[Data excerpts]
%%

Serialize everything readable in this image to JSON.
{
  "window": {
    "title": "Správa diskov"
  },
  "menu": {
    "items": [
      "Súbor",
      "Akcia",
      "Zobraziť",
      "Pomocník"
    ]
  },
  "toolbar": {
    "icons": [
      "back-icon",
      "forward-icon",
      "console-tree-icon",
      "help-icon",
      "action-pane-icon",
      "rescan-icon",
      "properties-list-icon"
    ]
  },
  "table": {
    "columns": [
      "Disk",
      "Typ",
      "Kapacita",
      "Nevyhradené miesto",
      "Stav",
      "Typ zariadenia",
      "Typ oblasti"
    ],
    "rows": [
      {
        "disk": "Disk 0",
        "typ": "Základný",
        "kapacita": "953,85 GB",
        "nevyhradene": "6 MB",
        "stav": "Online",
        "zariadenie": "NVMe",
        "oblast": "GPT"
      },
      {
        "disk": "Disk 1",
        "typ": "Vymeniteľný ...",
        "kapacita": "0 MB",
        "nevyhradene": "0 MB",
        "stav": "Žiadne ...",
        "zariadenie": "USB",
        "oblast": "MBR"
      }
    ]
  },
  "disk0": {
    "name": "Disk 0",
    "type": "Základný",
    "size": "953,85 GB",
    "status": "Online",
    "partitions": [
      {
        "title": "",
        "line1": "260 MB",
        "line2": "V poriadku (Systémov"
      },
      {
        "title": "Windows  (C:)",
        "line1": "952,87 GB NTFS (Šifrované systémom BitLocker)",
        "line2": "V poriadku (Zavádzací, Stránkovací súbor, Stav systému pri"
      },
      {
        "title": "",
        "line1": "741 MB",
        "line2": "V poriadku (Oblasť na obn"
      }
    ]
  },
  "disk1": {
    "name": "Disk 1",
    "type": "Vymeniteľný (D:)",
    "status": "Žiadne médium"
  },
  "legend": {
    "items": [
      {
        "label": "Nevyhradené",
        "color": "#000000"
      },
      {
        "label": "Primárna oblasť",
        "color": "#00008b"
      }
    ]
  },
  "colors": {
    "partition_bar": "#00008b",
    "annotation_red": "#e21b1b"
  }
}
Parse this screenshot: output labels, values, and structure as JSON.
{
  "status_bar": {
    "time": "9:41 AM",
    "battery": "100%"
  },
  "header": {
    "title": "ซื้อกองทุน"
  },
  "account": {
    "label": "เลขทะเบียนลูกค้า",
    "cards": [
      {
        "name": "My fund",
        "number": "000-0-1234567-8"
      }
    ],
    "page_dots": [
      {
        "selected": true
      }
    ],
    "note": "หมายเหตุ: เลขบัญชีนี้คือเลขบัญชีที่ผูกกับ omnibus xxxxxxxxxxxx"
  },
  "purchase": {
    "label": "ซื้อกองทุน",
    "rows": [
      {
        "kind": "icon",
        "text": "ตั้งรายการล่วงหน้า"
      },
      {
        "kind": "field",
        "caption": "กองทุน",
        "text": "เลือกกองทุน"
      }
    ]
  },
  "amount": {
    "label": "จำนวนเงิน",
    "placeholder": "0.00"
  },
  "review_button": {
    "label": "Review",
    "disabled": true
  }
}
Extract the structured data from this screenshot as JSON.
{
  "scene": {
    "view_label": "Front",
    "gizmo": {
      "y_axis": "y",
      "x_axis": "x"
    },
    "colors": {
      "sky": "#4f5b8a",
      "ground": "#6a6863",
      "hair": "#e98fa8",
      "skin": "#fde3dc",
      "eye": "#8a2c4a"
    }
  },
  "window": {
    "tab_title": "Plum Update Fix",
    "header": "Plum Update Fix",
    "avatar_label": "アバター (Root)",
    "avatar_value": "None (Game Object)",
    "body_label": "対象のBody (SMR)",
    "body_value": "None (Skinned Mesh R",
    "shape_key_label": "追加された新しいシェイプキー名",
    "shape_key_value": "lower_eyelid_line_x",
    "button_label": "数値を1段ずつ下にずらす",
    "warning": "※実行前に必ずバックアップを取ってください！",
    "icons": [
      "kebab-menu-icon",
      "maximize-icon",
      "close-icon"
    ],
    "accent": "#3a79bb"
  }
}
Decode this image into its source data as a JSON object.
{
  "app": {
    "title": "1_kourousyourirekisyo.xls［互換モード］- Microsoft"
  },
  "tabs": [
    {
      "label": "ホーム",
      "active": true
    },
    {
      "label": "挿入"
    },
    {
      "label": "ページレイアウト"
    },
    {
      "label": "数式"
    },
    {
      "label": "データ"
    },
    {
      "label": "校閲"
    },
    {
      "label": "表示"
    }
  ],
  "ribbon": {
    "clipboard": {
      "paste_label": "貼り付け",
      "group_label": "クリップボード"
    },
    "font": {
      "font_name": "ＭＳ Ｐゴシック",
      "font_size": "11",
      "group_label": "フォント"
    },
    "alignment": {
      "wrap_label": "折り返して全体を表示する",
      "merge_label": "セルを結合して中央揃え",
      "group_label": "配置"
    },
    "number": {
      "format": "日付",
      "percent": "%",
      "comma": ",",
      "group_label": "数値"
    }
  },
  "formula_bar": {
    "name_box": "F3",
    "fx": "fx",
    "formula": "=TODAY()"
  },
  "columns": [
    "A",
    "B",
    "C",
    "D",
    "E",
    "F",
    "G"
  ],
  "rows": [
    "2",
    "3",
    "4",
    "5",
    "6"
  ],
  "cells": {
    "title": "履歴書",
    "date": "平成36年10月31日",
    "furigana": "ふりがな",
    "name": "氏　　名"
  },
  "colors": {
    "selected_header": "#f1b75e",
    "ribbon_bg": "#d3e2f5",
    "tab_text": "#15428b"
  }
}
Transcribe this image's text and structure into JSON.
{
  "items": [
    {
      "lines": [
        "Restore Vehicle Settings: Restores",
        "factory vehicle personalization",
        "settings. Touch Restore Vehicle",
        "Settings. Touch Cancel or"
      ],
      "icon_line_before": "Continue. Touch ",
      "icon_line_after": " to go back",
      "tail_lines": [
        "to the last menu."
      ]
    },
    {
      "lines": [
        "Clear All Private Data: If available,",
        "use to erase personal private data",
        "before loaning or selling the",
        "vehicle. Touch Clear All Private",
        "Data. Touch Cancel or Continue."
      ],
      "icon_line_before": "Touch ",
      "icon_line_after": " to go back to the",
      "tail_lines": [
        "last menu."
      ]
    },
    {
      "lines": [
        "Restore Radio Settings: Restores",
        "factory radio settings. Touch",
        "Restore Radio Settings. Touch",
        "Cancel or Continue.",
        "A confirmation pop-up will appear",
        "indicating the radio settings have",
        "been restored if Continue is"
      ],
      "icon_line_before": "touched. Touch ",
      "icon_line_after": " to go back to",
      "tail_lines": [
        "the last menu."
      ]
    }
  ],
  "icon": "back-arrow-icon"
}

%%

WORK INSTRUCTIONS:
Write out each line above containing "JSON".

YOUR RESPONSE:
Serialize everything readable in this image to JSON.
Parse this screenshot: output labels, values, and structure as JSON.
Extract the structured data from this screenshot as JSON.
Decode this image into its source data as a JSON object.
Transcribe this image's text and structure into JSON.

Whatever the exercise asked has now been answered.